Aside from Russia, Witnesses experience persecution in several former Soviet republics, including Turkmenistan, Kazakhstan and Tajikistan. One notable case is the imprisonment of a 70-year-old Tajik citizen, Shamil Khakimov, who received a seven-year sentence in 2019.
In Eritrea, where military conscription is mandatory, there are several Witnesses in prison. In South Korea, where most young men must perform military service, Witnesses were routinely imprisoned for refusing until a 2018 court decision affirmed their rights to conscientious objection.
The Witnesses “seem to really ruffle the feathers of your more authoritarian-minded governments who require a baseline of participation in the state,” Morton said. “The fact that they want to remain separate from some of the typical functions of celebrating the state or participating in certain state rituals puts them on the radar.”
The recent crackdown is not the first endured by Witnesses in Russia. During the Soviet era, they were deported to remote areas of Siberia. They often faced employment discrimination and lost custody of their children.
“They didn’t do the kinds of performative aspects of being part of Soviet life,” said Baran.
The denomination’s American origins put Witnesses under scrutiny during the Cold War, Baran said. “Because they were part of an international religious group, the Soviet Union thought this was evidence of a larger capitalist conspiracy.”
Nellia and Dmitrii decided to flee Russia after weeks of playing hide-and-seek with police officers and disguising their appearances to outwit security cameras.
“We figured that they would eventually find us,” Dmitrii said.
They left on a one-way flight from Moscow to the resort city of Cancun, Mexico.

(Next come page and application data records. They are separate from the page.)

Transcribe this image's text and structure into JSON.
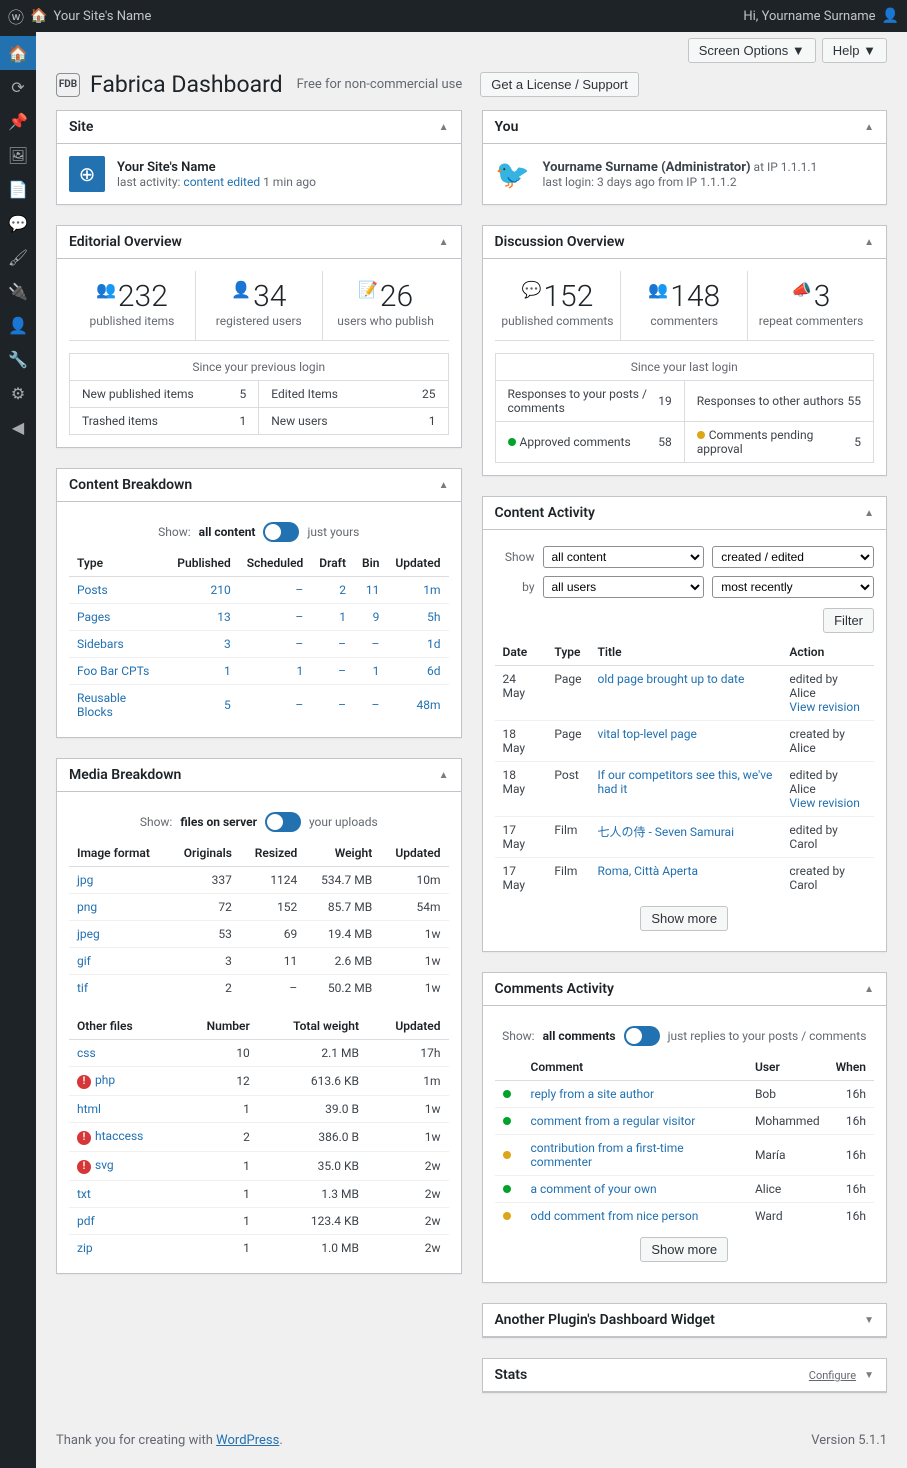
{
  "adminbar": {
    "site_name": "Your Site's Name",
    "greeting": "Hi, Yourname Surname"
  },
  "topcontrols": {
    "screen_options": "Screen Options ▼",
    "help": "Help ▼"
  },
  "header": {
    "logo_text": "FDB",
    "title": "Fabrica Dashboard",
    "subtitle": "Free for non-commercial use",
    "license_btn": "Get a License / Support"
  },
  "site_widget": {
    "title": "Site",
    "name": "Your Site's Name",
    "activity_prefix": "last activity: ",
    "activity_link": "content edited",
    "activity_suffix": " 1 min ago"
  },
  "you_widget": {
    "title": "You",
    "name": "Yourname Surname (Administrator)",
    "ip_suffix": " at IP 1.1.1.1",
    "last_login": "last login: 3 days ago from IP 1.1.1.2"
  },
  "editorial": {
    "title": "Editorial Overview",
    "stats": [
      {
        "num": "232",
        "label": "published items"
      },
      {
        "num": "34",
        "label": "registered users"
      },
      {
        "num": "26",
        "label": "users who publish"
      }
    ],
    "since": "Since your previous login",
    "rows": [
      [
        {
          "label": "New published items",
          "val": "5"
        },
        {
          "label": "Edited Items",
          "val": "25"
        }
      ],
      [
        {
          "label": "Trashed items",
          "val": "1"
        },
        {
          "label": "New users",
          "val": "1"
        }
      ]
    ]
  },
  "discussion": {
    "title": "Discussion Overview",
    "stats": [
      {
        "num": "152",
        "label": "published comments"
      },
      {
        "num": "148",
        "label": "commenters"
      },
      {
        "num": "3",
        "label": "repeat commenters"
      }
    ],
    "since": "Since your last login",
    "rows": [
      [
        {
          "label": "Responses to your posts / comments",
          "val": "19"
        },
        {
          "label": "Responses to other authors",
          "val": "55"
        }
      ],
      [
        {
          "label": "Approved comments",
          "val": "58",
          "dot": "green"
        },
        {
          "label": "Comments pending approval",
          "val": "5",
          "dot": "orange"
        }
      ]
    ]
  },
  "content_breakdown": {
    "title": "Content Breakdown",
    "toggle_prefix": "Show: ",
    "toggle_left": "all content",
    "toggle_right": "just yours",
    "cols": [
      "Type",
      "Published",
      "Scheduled",
      "Draft",
      "Bin",
      "Updated"
    ],
    "rows": [
      [
        "Posts",
        "210",
        "–",
        "2",
        "11",
        "1m"
      ],
      [
        "Pages",
        "13",
        "–",
        "1",
        "9",
        "5h"
      ],
      [
        "Sidebars",
        "3",
        "–",
        "–",
        "–",
        "1d"
      ],
      [
        "Foo Bar CPTs",
        "1",
        "1",
        "–",
        "1",
        "6d"
      ],
      [
        "Reusable Blocks",
        "5",
        "–",
        "–",
        "–",
        "48m"
      ]
    ]
  },
  "media_breakdown": {
    "title": "Media Breakdown",
    "toggle_prefix": "Show: ",
    "toggle_left": "files on server",
    "toggle_right": "your uploads",
    "img_cols": [
      "Image format",
      "Originals",
      "Resized",
      "Weight",
      "Updated"
    ],
    "img_rows": [
      [
        "jpg",
        "337",
        "1124",
        "534.7 MB",
        "10m"
      ],
      [
        "png",
        "72",
        "152",
        "85.7 MB",
        "54m"
      ],
      [
        "jpeg",
        "53",
        "69",
        "19.4 MB",
        "1w"
      ],
      [
        "gif",
        "3",
        "11",
        "2.6 MB",
        "1w"
      ],
      [
        "tif",
        "2",
        "–",
        "50.2 MB",
        "1w"
      ]
    ],
    "other_cols": [
      "Other files",
      "Number",
      "Total weight",
      "Updated"
    ],
    "other_rows": [
      {
        "type": "css",
        "num": "10",
        "weight": "2.1 MB",
        "updated": "17h",
        "warn": false
      },
      {
        "type": "php",
        "num": "12",
        "weight": "613.6 KB",
        "updated": "1m",
        "warn": true
      },
      {
        "type": "html",
        "num": "1",
        "weight": "39.0 B",
        "updated": "1w",
        "warn": false
      },
      {
        "type": "htaccess",
        "num": "2",
        "weight": "386.0 B",
        "updated": "1w",
        "warn": true
      },
      {
        "type": "svg",
        "num": "1",
        "weight": "35.0 KB",
        "updated": "2w",
        "warn": true
      },
      {
        "type": "txt",
        "num": "1",
        "weight": "1.3 MB",
        "updated": "2w",
        "warn": false
      },
      {
        "type": "pdf",
        "num": "1",
        "weight": "123.4 KB",
        "updated": "2w",
        "warn": false
      },
      {
        "type": "zip",
        "num": "1",
        "weight": "1.0 MB",
        "updated": "2w",
        "warn": false
      }
    ]
  },
  "content_activity": {
    "title": "Content Activity",
    "show_label": "Show",
    "by_label": "by",
    "sel_content": "all content",
    "sel_action": "created / edited",
    "sel_users": "all users",
    "sel_order": "most recently",
    "filter_btn": "Filter",
    "cols": [
      "Date",
      "Type",
      "Title",
      "Action"
    ],
    "rows": [
      {
        "date": "24 May",
        "type": "Page",
        "title": "old page brought up to date",
        "action": "edited by Alice",
        "revision": "View revision"
      },
      {
        "date": "18 May",
        "type": "Page",
        "title": "vital top-level page",
        "action": "created by Alice"
      },
      {
        "date": "18 May",
        "type": "Post",
        "title": "If our competitors see this, we've had it",
        "action": "edited by Alice",
        "revision": "View revision"
      },
      {
        "date": "17 May",
        "type": "Film",
        "title": "七人の侍 - Seven Samurai",
        "action": "edited by Carol"
      },
      {
        "date": "17 May",
        "type": "Film",
        "title": "Roma, Città Aperta",
        "action": "created by Carol"
      }
    ],
    "show_more": "Show more"
  },
  "comments_activity": {
    "title": "Comments Activity",
    "toggle_prefix": "Show: ",
    "toggle_left": "all comments",
    "toggle_right": "just replies to your posts / comments",
    "cols": [
      "Comment",
      "User",
      "When"
    ],
    "rows": [
      {
        "dot": "green",
        "comment": "reply from a site author",
        "user": "Bob",
        "when": "16h"
      },
      {
        "dot": "green",
        "comment": "comment from a regular visitor",
        "user": "Mohammed",
        "when": "16h"
      },
      {
        "dot": "orange",
        "comment": "contribution from a first-time commenter",
        "user": "María",
        "when": "16h"
      },
      {
        "dot": "green",
        "comment": "a comment of your own",
        "user": "Alice",
        "when": "16h"
      },
      {
        "dot": "orange",
        "comment": "odd comment from nice person",
        "user": "Ward",
        "when": "16h"
      }
    ],
    "show_more": "Show more"
  },
  "other_widgets": {
    "another": "Another Plugin's Dashboard Widget",
    "stats": "Stats",
    "configure": "Configure"
  },
  "footer": {
    "thanks_prefix": "Thank you for creating with ",
    "wp_link": "WordPress",
    "thanks_suffix": ".",
    "version": "Version 5.1.1"
  }
}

After a brief stay, they flew to the border town of Mexicali in December, then approached U.S. border agents to request asylum.
While in U.S. detention, the couple celebrated their 12th anniversary and Nellia continued her tradition of writing love poems to mark the occasion.

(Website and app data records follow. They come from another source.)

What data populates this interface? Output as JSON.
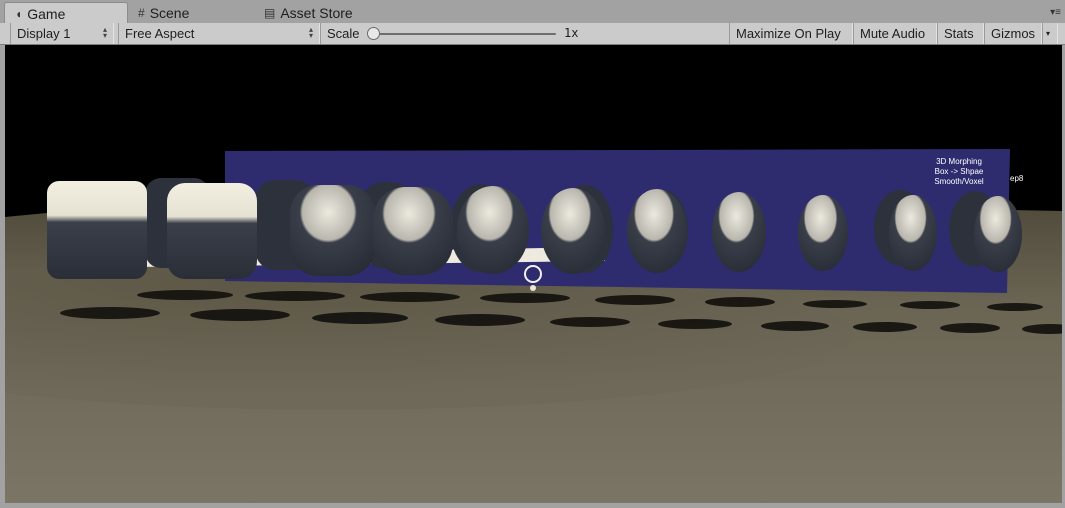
{
  "tabs": [
    {
      "label": "Game",
      "icon": "pacman-icon"
    },
    {
      "label": "Scene",
      "icon": "grid-icon"
    },
    {
      "label": "Asset Store",
      "icon": "bag-icon"
    }
  ],
  "toolbar": {
    "display": "Display 1",
    "aspect": "Free Aspect",
    "scale_label": "Scale",
    "scale_value": "1x",
    "maximize": "Maximize On Play",
    "mute": "Mute Audio",
    "stats": "Stats",
    "gizmos": "Gizmos"
  },
  "panel": {
    "line1": "3D Morphing",
    "line2": "Box -> Shpae",
    "line3": "Smooth/Voxel",
    "extra": "ep8"
  },
  "colors": {
    "background": "#000000",
    "panel": "#2e2c6e",
    "ground": "#6d6758",
    "object": "#2f333d",
    "highlight": "#f3efe0"
  }
}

“I beg God that this time passes quickly and better times are ahead,” she wrote. “My beloved, wait for me, wait for me, and don’t be overly sad about me.”
Dmitrii said he studied tax law in Russia, but now hopes to be licensed as a truck driver – if he can avoid long hauls that would take him far from his wife. Nellia isn’t sure what job she might pursue.

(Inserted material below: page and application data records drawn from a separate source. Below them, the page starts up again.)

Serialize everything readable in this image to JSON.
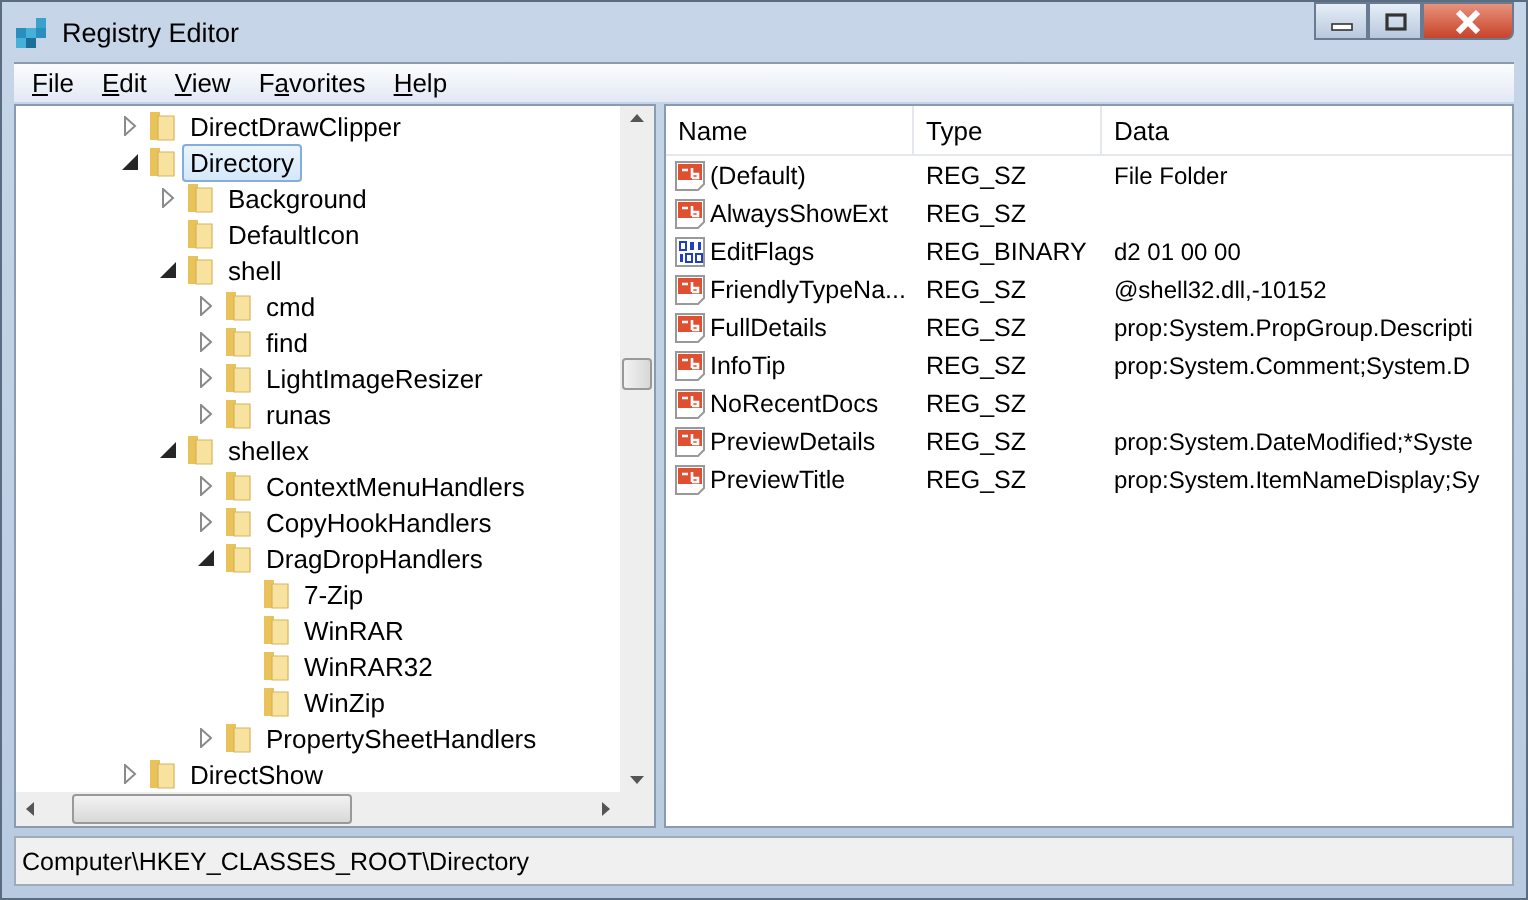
{
  "window": {
    "title": "Registry Editor"
  },
  "menu": [
    "File",
    "Edit",
    "View",
    "Favorites",
    "Help"
  ],
  "tree": [
    {
      "label": "DirectDrawClipper",
      "expanded": false,
      "selected": false
    },
    {
      "label": "Directory",
      "expanded": true,
      "selected": true,
      "children": [
        {
          "label": "Background",
          "expanded": false,
          "selected": false
        },
        {
          "label": "DefaultIcon",
          "selected": false
        },
        {
          "label": "shell",
          "expanded": true,
          "selected": false,
          "children": [
            {
              "label": "cmd",
              "expanded": false,
              "selected": false
            },
            {
              "label": "find",
              "expanded": false,
              "selected": false
            },
            {
              "label": "LightImageResizer",
              "expanded": false,
              "selected": false
            },
            {
              "label": "runas",
              "expanded": false,
              "selected": false
            }
          ]
        },
        {
          "label": "shellex",
          "expanded": true,
          "selected": false,
          "children": [
            {
              "label": "ContextMenuHandlers",
              "expanded": false,
              "selected": false
            },
            {
              "label": "CopyHookHandlers",
              "expanded": false,
              "selected": false
            },
            {
              "label": "DragDropHandlers",
              "expanded": true,
              "selected": false,
              "children": [
                {
                  "label": "7-Zip",
                  "selected": false
                },
                {
                  "label": "WinRAR",
                  "selected": false
                },
                {
                  "label": "WinRAR32",
                  "selected": false
                },
                {
                  "label": "WinZip",
                  "selected": false
                }
              ]
            },
            {
              "label": "PropertySheetHandlers",
              "expanded": false,
              "selected": false
            }
          ]
        }
      ]
    },
    {
      "label": "DirectShow",
      "expanded": false,
      "selected": false
    }
  ],
  "table": {
    "columns": [
      "Name",
      "Type",
      "Data"
    ],
    "rows": [
      {
        "kind": "string",
        "name": "(Default)",
        "type": "REG_SZ",
        "data": "File Folder"
      },
      {
        "kind": "string",
        "name": "AlwaysShowExt",
        "type": "REG_SZ"
      },
      {
        "kind": "binary",
        "name": "EditFlags",
        "type": "REG_BINARY",
        "data": "d2 01 00 00"
      },
      {
        "kind": "string",
        "name": "FriendlyTypeNa...",
        "type": "REG_SZ",
        "data": "@shell32.dll,-10152"
      },
      {
        "kind": "string",
        "name": "FullDetails",
        "type": "REG_SZ",
        "data": "prop:System.PropGroup.Descripti"
      },
      {
        "kind": "string",
        "name": "InfoTip",
        "type": "REG_SZ",
        "data": "prop:System.Comment;System.D"
      },
      {
        "kind": "string",
        "name": "NoRecentDocs",
        "type": "REG_SZ"
      },
      {
        "kind": "string",
        "name": "PreviewDetails",
        "type": "REG_SZ",
        "data": "prop:System.DateModified;*Syste"
      },
      {
        "kind": "string",
        "name": "PreviewTitle",
        "type": "REG_SZ",
        "data": "prop:System.ItemNameDisplay;Sy"
      }
    ]
  },
  "status_bar": "Computer\\HKEY_CLASSES_ROOT\\Directory"
}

The Antsybors are among many Witnesses – likely several thousand, according to Lopes – who have fled Russia since the crackdown began in 2017. Many have found refuge in other European countries.
Evgeniy Kandaurov fled Russia with his wife in August 2021 and has resettled in Germany. He said their home was raided by police officers in February 2021 with an officer of the internal intelligence agency giving orders remotely.
The officers took custody of bags of their belongings, including all but one wedding photo.
Kandaurov, whose father was a Communist, became interested in the Jehovah’s Witnesses after two years of army service. He was baptized in 1994 and became a “special pioneer,” expected to devote at least 130 hours each month to ministry work.
He traveled across Russia to advocate for the rights of Witnesses to evangelize and worship peacefully, often helping those who had encounters with police.
“This was in fact my favorite form of service: defending our rights in court,” he said in an interview from his new home in Wiesbaden, a town west of Frankfurt.
Kandaurov said he was interrogated for several hours on multiple occasions.
“We couldn’t sleep: every knock at the door, every heavy footstep out in the hallway, it deprived us of our sleep, it was nerve-racking,” he said.
Last summer, he and his wife left Russia – driving through Moldova and Ukraine, then flying to Germany. Their modest belongings included their one surviving wedding photo.
He now spends much of his time writing to those left behind and worshipping on Zoom with his new friends, thankful to be practicing his faith freely.
“I don’t have to whisper,” he said.